Some people (a few of whom have been fairly vocal about it) consider this to be “selling out” and “inartistic”. But what is art for if not to be listened to, seen, observed, or appreciated? But you can’t please everyone, and this is something that hits home when you put your artistic heart and soul on the line in applying for competitions. 99 times out of 100 a rejection will not be because they didn’t like your music, it will be because they liked someone else’s better. But that’s the crux. They liked it. The music itself isn’t necessarily better – it just suited the judges’ tastes better. Chances are, if you send it to somebody else, they’ll love it and want to perform it!
So when applying for competitions, residencies and schemes when you don’t have a massive list of prizes or awards under your belt, how can you possibly make your application stand out?! I believe the answer is in commendations. Just as I will later this year when winter comes back around, befriend a musical director of a choir, orchestra, brass band, you name it. Get them to perform your pieces, and then get them to write a testimonial for you about your work.
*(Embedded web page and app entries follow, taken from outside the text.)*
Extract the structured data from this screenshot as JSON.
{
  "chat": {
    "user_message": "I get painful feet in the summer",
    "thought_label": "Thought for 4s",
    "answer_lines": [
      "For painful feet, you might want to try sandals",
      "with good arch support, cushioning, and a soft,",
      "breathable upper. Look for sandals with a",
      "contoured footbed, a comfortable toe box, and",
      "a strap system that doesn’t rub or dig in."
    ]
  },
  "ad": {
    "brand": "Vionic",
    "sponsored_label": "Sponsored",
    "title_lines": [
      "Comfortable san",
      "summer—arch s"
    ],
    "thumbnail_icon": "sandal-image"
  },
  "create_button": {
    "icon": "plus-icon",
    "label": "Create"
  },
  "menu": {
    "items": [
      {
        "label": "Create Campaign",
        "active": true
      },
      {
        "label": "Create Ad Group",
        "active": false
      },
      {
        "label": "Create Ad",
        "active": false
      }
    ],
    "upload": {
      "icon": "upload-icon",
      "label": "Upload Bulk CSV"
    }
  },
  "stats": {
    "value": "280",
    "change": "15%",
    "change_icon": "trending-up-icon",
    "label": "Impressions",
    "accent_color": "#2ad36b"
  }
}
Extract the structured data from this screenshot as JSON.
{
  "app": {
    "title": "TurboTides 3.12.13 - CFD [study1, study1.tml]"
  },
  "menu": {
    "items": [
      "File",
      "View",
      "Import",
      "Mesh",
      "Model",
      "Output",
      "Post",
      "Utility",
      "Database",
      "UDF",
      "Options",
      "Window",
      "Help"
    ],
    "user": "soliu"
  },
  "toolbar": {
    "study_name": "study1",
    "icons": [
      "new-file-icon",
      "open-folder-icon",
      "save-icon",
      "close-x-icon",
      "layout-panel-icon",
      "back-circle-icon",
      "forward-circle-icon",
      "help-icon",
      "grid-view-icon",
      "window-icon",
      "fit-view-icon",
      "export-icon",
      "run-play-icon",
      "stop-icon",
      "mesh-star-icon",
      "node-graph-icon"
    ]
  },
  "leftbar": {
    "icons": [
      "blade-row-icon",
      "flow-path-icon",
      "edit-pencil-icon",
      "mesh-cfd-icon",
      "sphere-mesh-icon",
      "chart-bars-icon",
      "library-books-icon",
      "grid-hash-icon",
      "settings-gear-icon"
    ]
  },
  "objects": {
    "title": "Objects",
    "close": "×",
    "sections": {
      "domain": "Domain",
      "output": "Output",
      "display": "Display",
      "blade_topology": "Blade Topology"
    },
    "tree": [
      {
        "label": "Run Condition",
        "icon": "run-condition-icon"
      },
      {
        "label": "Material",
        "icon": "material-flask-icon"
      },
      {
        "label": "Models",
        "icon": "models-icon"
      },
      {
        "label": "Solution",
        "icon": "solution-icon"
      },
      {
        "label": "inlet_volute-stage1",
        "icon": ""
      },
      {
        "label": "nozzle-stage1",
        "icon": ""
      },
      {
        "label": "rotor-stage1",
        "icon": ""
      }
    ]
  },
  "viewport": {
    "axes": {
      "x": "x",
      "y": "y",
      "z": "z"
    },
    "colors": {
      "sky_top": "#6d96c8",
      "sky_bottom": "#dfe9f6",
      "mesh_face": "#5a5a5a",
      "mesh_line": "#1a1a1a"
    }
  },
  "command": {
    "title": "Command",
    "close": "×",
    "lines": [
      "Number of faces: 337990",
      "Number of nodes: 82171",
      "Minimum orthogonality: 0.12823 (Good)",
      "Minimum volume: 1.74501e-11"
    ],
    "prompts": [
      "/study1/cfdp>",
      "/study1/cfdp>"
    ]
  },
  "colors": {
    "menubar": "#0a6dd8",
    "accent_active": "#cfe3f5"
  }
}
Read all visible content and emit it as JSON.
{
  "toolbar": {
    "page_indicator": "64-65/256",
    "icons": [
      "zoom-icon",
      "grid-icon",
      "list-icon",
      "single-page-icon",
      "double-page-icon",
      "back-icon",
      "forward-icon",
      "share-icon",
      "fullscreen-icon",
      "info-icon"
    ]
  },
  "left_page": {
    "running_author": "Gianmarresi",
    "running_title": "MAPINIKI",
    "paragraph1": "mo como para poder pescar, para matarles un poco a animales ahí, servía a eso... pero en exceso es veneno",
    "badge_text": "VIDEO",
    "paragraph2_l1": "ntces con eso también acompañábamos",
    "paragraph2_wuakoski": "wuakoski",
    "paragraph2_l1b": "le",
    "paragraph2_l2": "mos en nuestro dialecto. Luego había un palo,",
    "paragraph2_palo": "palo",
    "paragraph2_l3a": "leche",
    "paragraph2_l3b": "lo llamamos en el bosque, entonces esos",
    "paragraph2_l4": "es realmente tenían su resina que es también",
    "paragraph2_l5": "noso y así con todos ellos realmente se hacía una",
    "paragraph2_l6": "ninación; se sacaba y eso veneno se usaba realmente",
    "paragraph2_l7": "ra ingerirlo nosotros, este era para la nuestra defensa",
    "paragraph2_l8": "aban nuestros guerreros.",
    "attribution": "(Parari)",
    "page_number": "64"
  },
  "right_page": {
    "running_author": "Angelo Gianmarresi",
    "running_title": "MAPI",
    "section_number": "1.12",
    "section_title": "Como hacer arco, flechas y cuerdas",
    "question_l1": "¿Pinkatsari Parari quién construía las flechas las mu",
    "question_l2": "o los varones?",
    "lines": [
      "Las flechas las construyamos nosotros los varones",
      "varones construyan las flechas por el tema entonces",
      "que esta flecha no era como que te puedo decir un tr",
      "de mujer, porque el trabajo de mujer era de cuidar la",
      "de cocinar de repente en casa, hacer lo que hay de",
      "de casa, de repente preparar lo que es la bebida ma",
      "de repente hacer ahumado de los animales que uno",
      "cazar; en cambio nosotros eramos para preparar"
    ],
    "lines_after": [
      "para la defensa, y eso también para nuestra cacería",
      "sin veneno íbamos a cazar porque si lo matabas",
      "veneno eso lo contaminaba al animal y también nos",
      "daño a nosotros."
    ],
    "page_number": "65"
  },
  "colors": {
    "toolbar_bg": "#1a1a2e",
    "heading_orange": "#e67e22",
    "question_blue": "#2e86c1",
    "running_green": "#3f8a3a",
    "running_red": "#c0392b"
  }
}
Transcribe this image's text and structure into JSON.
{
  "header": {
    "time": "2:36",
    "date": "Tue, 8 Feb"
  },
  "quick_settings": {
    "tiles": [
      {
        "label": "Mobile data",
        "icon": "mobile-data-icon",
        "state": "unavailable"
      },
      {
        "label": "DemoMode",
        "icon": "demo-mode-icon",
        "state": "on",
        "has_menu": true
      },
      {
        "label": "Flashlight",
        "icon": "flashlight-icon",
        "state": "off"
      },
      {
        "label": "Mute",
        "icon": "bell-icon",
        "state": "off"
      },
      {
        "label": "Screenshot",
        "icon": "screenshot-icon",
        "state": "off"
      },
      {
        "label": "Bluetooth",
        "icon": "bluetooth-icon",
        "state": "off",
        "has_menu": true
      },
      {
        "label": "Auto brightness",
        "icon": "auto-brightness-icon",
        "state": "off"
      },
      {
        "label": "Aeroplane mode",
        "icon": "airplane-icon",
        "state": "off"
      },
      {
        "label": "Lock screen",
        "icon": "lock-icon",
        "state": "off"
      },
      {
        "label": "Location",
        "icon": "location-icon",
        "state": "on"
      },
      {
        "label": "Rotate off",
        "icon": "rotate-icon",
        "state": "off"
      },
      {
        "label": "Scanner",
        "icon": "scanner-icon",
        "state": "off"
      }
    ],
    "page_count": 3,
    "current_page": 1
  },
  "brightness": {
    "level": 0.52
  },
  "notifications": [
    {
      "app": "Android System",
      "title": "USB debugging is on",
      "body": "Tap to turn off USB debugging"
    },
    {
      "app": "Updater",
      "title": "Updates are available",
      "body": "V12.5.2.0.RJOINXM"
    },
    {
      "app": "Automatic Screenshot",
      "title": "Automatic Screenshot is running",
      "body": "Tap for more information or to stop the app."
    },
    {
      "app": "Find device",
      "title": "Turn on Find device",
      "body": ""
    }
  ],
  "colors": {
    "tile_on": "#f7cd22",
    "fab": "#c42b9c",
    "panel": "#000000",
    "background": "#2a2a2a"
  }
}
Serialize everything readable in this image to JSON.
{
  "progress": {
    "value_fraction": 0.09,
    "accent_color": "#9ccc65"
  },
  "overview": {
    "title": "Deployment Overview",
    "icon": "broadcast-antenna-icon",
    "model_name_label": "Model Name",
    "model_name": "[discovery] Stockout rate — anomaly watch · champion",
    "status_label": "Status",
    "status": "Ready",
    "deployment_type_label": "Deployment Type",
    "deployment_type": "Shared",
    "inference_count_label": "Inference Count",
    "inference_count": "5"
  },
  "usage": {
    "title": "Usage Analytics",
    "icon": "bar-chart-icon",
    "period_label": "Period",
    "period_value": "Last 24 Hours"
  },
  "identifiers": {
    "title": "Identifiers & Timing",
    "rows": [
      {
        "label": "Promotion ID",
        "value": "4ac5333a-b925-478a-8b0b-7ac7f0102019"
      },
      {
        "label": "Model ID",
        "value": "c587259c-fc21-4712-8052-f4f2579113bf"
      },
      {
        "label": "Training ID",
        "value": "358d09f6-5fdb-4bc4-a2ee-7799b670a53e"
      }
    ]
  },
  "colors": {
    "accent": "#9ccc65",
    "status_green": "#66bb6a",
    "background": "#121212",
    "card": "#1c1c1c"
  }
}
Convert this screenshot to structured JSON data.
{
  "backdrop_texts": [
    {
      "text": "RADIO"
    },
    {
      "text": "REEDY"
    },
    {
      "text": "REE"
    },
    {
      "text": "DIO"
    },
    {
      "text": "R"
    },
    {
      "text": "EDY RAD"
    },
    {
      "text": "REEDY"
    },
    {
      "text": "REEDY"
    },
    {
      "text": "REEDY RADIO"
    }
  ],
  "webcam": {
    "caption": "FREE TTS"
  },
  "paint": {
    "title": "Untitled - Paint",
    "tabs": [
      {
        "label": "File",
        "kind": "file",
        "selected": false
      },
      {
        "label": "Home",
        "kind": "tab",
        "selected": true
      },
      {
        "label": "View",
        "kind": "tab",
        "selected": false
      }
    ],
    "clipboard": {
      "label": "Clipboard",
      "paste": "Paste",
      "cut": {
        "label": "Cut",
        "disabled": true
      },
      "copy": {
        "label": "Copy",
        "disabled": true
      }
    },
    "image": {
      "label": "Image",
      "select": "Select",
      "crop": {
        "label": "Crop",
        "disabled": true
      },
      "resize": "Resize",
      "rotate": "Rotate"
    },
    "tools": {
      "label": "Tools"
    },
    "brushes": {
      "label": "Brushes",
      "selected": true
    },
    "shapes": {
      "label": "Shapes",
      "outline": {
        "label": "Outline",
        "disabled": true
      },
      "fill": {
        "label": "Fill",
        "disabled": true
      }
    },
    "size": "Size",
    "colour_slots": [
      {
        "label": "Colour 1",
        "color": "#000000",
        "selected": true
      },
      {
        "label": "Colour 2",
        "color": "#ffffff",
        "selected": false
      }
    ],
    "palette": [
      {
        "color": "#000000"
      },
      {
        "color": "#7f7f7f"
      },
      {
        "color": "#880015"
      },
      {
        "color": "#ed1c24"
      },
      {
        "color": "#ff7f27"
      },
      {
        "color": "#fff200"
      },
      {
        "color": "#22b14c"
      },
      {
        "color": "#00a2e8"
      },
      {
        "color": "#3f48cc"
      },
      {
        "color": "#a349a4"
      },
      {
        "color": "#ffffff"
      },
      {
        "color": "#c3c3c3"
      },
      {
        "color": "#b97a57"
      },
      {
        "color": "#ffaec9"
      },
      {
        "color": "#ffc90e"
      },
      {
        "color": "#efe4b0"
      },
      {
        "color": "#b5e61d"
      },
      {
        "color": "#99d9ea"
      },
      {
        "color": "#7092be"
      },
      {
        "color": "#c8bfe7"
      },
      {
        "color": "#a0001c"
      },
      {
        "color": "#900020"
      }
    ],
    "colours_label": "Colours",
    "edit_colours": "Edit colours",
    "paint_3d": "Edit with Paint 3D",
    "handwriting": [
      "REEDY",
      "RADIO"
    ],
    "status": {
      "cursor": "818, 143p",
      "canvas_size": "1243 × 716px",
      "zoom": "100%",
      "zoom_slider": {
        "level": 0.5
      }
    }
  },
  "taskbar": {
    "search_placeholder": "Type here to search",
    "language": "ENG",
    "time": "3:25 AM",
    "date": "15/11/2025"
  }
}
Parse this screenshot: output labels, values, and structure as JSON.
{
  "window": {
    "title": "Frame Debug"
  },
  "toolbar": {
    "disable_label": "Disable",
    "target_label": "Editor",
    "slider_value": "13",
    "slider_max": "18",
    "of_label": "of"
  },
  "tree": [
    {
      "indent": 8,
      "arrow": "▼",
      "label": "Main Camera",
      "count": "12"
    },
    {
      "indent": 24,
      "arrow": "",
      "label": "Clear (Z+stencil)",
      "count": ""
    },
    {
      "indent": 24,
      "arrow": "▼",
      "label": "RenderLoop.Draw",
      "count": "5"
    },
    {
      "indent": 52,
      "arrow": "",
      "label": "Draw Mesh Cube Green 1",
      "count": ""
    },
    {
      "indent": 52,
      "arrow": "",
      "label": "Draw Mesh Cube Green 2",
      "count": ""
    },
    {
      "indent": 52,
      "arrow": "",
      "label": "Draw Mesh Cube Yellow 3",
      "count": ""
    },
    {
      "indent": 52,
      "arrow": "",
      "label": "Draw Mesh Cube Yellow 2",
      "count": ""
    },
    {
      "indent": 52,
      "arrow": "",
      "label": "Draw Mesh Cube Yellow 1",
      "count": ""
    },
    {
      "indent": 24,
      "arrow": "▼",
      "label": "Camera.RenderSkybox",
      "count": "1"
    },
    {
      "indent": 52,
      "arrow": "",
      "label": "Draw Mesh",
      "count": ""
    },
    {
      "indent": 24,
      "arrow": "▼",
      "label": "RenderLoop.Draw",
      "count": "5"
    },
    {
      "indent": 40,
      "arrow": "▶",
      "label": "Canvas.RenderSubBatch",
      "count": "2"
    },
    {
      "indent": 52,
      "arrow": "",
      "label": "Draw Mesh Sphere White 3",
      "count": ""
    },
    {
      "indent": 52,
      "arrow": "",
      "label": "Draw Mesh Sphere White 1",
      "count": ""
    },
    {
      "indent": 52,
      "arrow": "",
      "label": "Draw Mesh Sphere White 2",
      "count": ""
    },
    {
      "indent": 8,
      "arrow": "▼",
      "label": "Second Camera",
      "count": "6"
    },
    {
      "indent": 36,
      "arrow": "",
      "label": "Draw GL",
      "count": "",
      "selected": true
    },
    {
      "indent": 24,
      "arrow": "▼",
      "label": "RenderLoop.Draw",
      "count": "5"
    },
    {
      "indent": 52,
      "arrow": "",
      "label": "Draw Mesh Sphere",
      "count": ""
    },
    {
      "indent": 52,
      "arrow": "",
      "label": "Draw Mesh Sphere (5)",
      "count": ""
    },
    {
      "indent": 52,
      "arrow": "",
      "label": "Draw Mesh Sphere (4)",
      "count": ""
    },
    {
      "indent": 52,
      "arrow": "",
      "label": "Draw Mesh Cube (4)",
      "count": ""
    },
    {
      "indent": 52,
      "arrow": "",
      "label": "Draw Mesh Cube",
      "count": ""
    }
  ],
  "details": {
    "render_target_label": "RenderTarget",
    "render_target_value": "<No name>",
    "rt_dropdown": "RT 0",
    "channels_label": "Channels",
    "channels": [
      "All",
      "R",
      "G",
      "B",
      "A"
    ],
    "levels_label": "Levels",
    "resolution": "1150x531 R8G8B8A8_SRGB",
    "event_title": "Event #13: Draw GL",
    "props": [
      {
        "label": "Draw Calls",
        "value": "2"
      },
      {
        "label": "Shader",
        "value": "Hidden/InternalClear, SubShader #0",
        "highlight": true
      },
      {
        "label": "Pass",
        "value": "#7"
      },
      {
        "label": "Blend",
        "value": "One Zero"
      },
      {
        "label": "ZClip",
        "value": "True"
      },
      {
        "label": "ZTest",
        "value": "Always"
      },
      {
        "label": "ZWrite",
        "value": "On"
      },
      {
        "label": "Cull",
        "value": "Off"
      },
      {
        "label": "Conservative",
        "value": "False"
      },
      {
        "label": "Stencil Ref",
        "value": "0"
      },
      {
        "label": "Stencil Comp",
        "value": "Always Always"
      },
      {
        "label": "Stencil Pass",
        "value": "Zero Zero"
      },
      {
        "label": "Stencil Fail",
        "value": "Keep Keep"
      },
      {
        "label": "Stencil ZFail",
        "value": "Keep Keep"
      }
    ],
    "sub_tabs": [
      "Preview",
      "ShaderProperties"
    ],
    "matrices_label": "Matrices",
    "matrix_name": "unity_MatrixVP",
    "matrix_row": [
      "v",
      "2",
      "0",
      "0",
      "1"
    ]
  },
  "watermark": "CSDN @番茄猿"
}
On your CV you can then replace the awards and prizes section with real words from real people about how fantastic they think your music is, or how great it is to work with you. Show them that your music spreads joy and connects with people. That kind of feedback can be just as powerful as the credentials of any competition.